* **PROMPT**
The lines to return are those below that contain the word "this".

Data records for software interfaces:

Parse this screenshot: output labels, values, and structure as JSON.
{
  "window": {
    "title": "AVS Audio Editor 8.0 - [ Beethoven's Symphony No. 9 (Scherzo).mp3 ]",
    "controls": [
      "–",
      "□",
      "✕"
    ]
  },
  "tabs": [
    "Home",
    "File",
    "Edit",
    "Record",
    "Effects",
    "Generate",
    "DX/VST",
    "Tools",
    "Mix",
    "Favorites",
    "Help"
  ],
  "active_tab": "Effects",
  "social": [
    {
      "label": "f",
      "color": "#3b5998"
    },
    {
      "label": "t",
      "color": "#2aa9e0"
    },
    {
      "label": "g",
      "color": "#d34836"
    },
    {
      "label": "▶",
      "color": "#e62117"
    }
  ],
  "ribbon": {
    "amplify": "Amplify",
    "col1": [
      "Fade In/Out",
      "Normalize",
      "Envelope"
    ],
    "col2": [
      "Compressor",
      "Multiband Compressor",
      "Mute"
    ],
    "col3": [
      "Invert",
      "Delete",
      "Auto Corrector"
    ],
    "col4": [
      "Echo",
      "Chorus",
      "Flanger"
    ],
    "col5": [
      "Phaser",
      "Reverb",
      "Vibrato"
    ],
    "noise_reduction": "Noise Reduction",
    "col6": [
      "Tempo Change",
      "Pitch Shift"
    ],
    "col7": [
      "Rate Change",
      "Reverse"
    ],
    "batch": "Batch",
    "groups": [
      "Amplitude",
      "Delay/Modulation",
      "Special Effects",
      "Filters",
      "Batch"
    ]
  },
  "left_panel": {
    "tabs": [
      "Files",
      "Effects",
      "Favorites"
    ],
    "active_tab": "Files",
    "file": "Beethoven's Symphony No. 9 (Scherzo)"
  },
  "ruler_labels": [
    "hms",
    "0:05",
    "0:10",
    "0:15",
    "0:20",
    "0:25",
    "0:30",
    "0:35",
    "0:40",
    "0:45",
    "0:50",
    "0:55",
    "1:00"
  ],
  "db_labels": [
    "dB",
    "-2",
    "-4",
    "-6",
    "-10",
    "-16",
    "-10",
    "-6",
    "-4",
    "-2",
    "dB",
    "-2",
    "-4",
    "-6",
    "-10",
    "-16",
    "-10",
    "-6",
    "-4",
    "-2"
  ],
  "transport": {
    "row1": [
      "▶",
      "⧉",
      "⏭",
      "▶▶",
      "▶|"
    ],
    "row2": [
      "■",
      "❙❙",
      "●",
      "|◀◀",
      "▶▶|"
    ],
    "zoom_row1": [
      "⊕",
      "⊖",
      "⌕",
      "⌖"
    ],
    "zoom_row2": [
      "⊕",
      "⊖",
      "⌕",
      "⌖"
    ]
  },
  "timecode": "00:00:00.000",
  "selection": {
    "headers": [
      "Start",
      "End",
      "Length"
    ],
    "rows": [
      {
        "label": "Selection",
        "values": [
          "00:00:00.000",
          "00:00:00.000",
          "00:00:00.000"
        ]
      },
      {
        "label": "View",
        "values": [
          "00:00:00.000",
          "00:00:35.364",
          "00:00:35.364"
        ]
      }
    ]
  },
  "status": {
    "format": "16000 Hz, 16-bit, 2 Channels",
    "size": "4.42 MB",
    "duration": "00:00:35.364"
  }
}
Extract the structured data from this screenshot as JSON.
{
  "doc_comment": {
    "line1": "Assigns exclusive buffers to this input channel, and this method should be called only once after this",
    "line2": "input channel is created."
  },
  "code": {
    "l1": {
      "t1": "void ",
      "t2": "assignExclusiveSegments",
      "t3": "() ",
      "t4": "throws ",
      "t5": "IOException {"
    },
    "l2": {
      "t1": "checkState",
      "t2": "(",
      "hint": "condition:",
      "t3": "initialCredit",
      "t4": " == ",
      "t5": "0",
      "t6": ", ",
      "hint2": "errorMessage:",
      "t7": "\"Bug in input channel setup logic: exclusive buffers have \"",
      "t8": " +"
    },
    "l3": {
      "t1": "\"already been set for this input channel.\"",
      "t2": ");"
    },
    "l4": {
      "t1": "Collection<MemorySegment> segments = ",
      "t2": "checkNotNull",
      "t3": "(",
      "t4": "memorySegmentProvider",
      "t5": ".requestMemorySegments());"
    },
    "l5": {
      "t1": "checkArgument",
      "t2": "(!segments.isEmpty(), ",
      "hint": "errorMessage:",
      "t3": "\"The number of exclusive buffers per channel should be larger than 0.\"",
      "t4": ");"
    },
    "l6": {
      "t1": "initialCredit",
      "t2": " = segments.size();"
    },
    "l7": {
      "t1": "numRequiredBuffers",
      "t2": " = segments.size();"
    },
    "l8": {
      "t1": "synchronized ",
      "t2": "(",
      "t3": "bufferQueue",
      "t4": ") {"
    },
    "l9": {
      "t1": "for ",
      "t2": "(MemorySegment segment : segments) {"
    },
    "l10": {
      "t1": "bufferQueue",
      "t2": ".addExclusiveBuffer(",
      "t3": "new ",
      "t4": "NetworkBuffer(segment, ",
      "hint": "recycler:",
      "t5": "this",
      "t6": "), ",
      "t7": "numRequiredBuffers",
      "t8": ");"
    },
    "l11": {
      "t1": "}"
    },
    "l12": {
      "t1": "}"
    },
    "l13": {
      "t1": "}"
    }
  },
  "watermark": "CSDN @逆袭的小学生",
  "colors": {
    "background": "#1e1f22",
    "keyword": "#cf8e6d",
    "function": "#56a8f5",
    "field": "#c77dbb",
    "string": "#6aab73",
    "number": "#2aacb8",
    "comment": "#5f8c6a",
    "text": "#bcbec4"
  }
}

* **YOUR SOLUTION**
Parse this screenshot: output labels, values, and structure as JSON.
Extract the structured data from this screenshot as JSON.
    "line1": "Assigns exclusive buffers to this input channel, and this method should be called only once after this",
      "t1": "\"already been set for this input channel.\"",
      "t5": "this",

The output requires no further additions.